And why do cynics always assume that they are in a better to position to judge what someone else saw then the person that actually saw it just because it may concern the paranormal. One person didnt see it, didn't witness the exact conditions it was seen under, and the other one did. If one person watched a T.V programme, and the other didn't who would be in the better position to judge the T.V programme. Just because the setting may change, the laws of logic shouldn't .
Eye witness testimony is valid in a court of law and can be considered a crucial factor even in crimes that are serious enough to warrant the death penalty. But apparently this is not considered sufficient for it to be taken as evidence to determine if ghosts exist or not.
Eyewitness evidence has proved to be reliable from people with a wide variety of vocations, even Winston Churchill stated that he saw an apparation of Abraham Lincoln when he stayed in the Whitehouse. His powers of observation and logic were enough to lead an entire nation into war, but presumably not enough to convince a cynic that he saw a ghost. But sceptics are equally dismissive of the many police or military personal that have witnessed something paranormal, and claim their observational and recollection skills are equally as flawed as everyone else's.
If you look at any of the major police recruitment websites, one of the key criteria for hire, is for the applicant to have observational skills, and they are consistently evaluated on this and their powers of recollection throughout their entire career. As arresting officers their eyewitness testimony is also used in a court of law on a regular basis.
Military personal are also tested and evaluated on their observational skills. Military pilots who have often observed UFOS, are regularly put in high pressure situations where correctly identified a target can literally mean a life or death situation. Just as with any skill, if something is constantly used and evaluated, it reaches a higher level of efficiency then if it isn't.
Ask a cynic on trial for their life, whose eyewitness testimony they would prefer to rely on for their acquittal, a police officer a fighter pilot or the person that stacks the shelves at their local supermarket ?
5) I only believe things I see with my own eyes

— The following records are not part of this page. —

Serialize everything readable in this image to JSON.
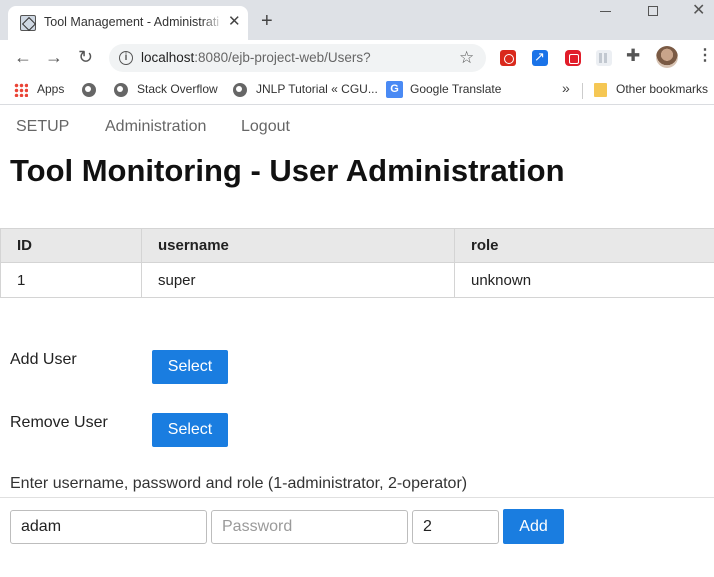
{
  "browser": {
    "tab_title": "Tool Management - Administrati",
    "tab_close": "✕",
    "new_tab": "+",
    "url_host": "localhost",
    "url_path": ":8080/ejb-project-web/Users?",
    "bookmarks": [
      {
        "label": "Apps",
        "icon": "apps-icon"
      },
      {
        "label": "",
        "icon": "globe-icon"
      },
      {
        "label": "Stack Overflow",
        "icon": "globe-icon"
      },
      {
        "label": "JNLP Tutorial « CGU...",
        "icon": "globe-icon"
      },
      {
        "label": "Google Translate",
        "icon": "google-translate-icon"
      }
    ],
    "overflow": "»",
    "other_bookmarks": "Other bookmarks"
  },
  "nav": {
    "setup": "SETUP",
    "administration": "Administration",
    "logout": "Logout"
  },
  "page": {
    "title": "Tool Monitoring - User Administration"
  },
  "table": {
    "headers": [
      "ID",
      "username",
      "role"
    ],
    "rows": [
      [
        "1",
        "super",
        "unknown"
      ]
    ]
  },
  "actions": {
    "add_user_label": "Add User",
    "add_user_button": "Select",
    "remove_user_label": "Remove User",
    "remove_user_button": "Select"
  },
  "form": {
    "hint": "Enter username, password and role (1-administrator, 2-operator)",
    "username_value": "adam",
    "password_placeholder": "Password",
    "role_value": "2",
    "add_button": "Add"
  },
  "colors": {
    "primary_button": "#1a7de0",
    "table_header_bg": "#e8e8e8"
  }
}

Cynics often state that they don't believe something unless they have "seen it with their own eyes". So by implication it means that if someone else witnessed an occurrence but they didn't, they don't believe that person is telling the truth. But If they genuinely believe that then they should uphold that belief at all times, not decide under what circumstances to apply it. What would happen if they returned to their home and a policeman was outside warning them not to go in as there was a ghost in the house ? Presumably they would not believe him. But what would happen if the same policeman said there was a man with a shotgun inside threatening to shoot anyone he sees. Would they go into the house to find out for themselves, as they only believe what they "see with their own eyes" ? Of course they wouldn't go in, and therefore their acceptance of eye witness accounts are in fact subjective which is often the argument used against people with a belief in the paranormal. Once you start deciding that you only abide by the statement "I only believe what I see with my own eyes" under circumstances that you chose, it invalidates the statement.